Due to the restrictions imposed on protest in the streets of Egypt , for the first time ever, climate activists marched within the Blue Zone (governed by UN rules). Their slogan, "We have not yet been defeated" echoed the the title of Alaa Abd El Fattah's book of essays, You Have Not Yet Been Defeated. Solidarity climate protests around the world called for the freeing of Alaa and the many other political prisoners in Egypt, that there could be no climate justice without human rights.

Loss and Damage fund finally established

COP27 did produce one big win for countries on the frontline of climate breakdown. After decades of blocking by rich nations, a loss and damage fund was agreed for countries most affected by climate change to cover devastating impacts like flooding and drought. In the run up to COP27, negotiations had been needed to even get loss and damage onto the agenda. This fund is a significant win for powerful advocacy by climate-vulnerable countries and the global climate justice movement, and one which was fought over all the way.

But the new loss and damage fund is, for now, empty. The track record of rich nations on climate finance is not encouraging. Thirteen years ago in Copenhagen, rich nations pledged to provide US$100 billion a year to less wealthy nations by 2020, to help them adapt to climate change and develop sustainably. That promise was broken, not just falling short on the total amount, but also in the substance of what has been provided, which has overwhelmingly been given as loans only, rather than grant funding.

Truss and Sunak face off on climate and energy, in a race to the bottom

The UK desperately needs cheap, clean energy, home insulation and real leadership on the climate and cost of living crises. But based on the showing of the two candidates to lead our country, we won't be getting it any time soon.

At a recent Conservative leadership hustings, Liz Truss promised to change the rules to ensure farming is prioritised over new solar projects. She also vowed to exploit all the gas in the North Sea and said she would allow fracking in locations "where communities supported it".

Rishi Sunak has already indicated his own opposition to the most cost-effective, clean energy, saying he would restrict solar development on farmland and reverse proposed moves by the government to lift the block on onshore wind farm development in England.

Truss also repeated her pledge to suspend 'green levies' on energy bills, despite experts warning that this would save an average household just £150 off their annual bills. Neither this, nor Sunak's pledge to suspend VAT on household energy bills, even scratches the surface of this crisis with rising fossil fuel prices sending average bills to over £3000, and the cost of living rising much faster than wages.

Both candidates have expressed a lukewarm commitment to the UK's legally binding target to reach 'net zero' emissions by 2050. Truss said we needed to find "better ways to deliver net zero" that won't "harm people and businesses", and Sunak warned "If we go too hard and too fast then we will lose people."

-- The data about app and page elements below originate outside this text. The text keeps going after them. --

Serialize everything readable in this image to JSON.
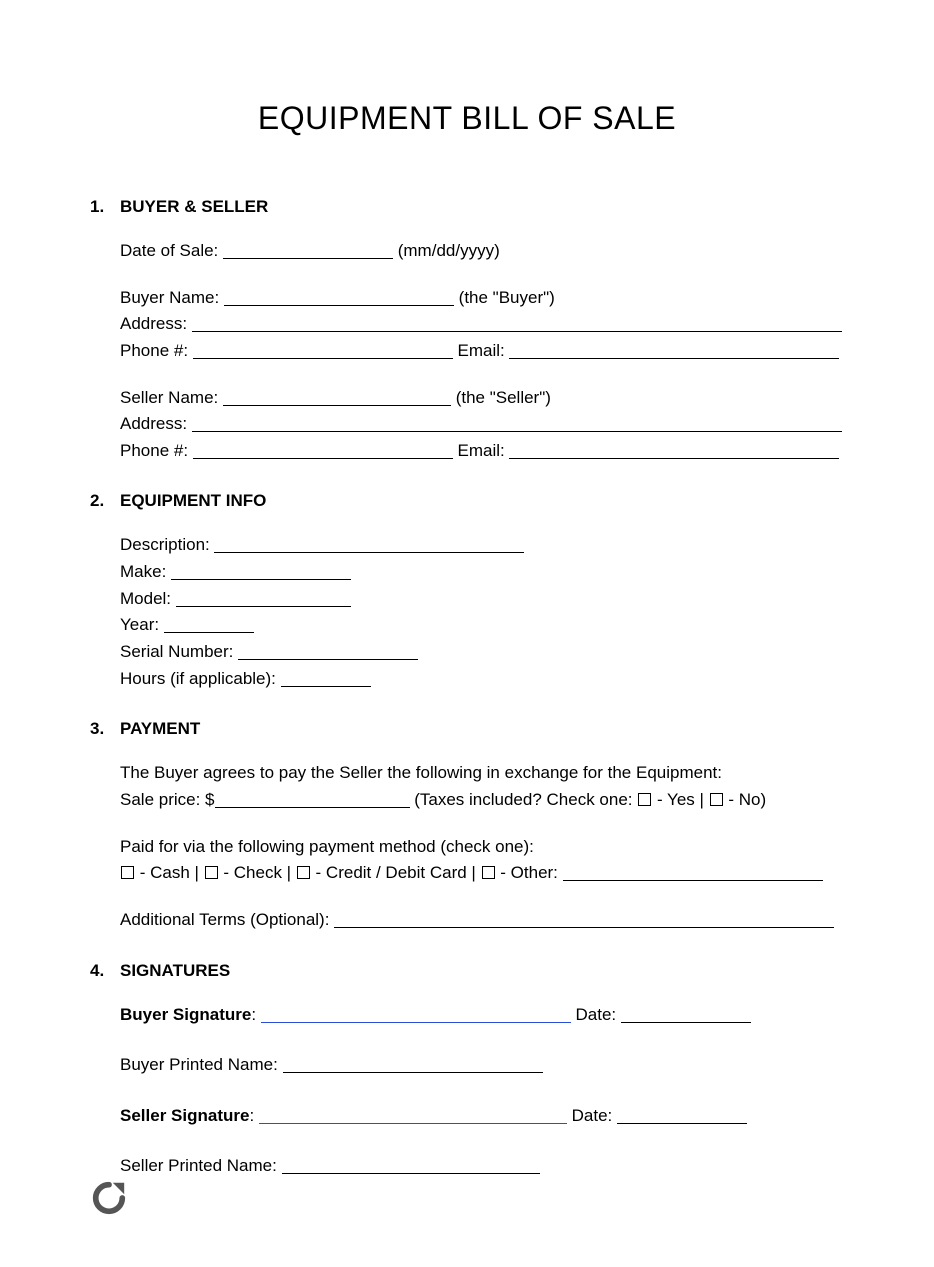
{
  "title": "EQUIPMENT BILL OF SALE",
  "sections": {
    "s1": {
      "num": "1.",
      "title": "BUYER & SELLER"
    },
    "s2": {
      "num": "2.",
      "title": "EQUIPMENT INFO"
    },
    "s3": {
      "num": "3.",
      "title": "PAYMENT"
    },
    "s4": {
      "num": "4.",
      "title": "SIGNATURES"
    }
  },
  "labels": {
    "date_of_sale": "Date of Sale: ",
    "date_hint": " (mm/dd/yyyy)",
    "buyer_name": "Buyer Name: ",
    "the_buyer": " (the \"Buyer\")",
    "seller_name": "Seller Name: ",
    "the_seller": " (the \"Seller\")",
    "address": "Address: ",
    "phone": "Phone #: ",
    "email": " Email: ",
    "description": "Description: ",
    "make": "Make: ",
    "model": "Model: ",
    "year": "Year: ",
    "serial": "Serial Number: ",
    "hours": "Hours (if applicable): ",
    "payment_intro": "The Buyer agrees to pay the Seller the following in exchange for the Equipment:",
    "sale_price": "Sale price: $",
    "taxes_q": " (Taxes included? Check one: ",
    "yes": " - Yes | ",
    "no": " - No)",
    "paid_via": "Paid for via the following payment method (check one):",
    "cash": " - Cash | ",
    "check": " - Check | ",
    "card": " - Credit / Debit Card | ",
    "other": " - Other: ",
    "addl_terms": "Additional Terms (Optional): ",
    "buyer_sig": "Buyer Signature",
    "seller_sig": "Seller Signature",
    "buyer_printed": "Buyer Printed Name: ",
    "seller_printed": "Seller Printed Name: ",
    "date": " Date: ",
    "colon_sp": ": "
  }
}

At a time when other European countries are pushing to reduce their gas dependency, and just two weeks after the UK's record-breaking 40C heatwave, it seems surreal that the candidates to be the UK's Prime Minister fail to grasp what is at stake.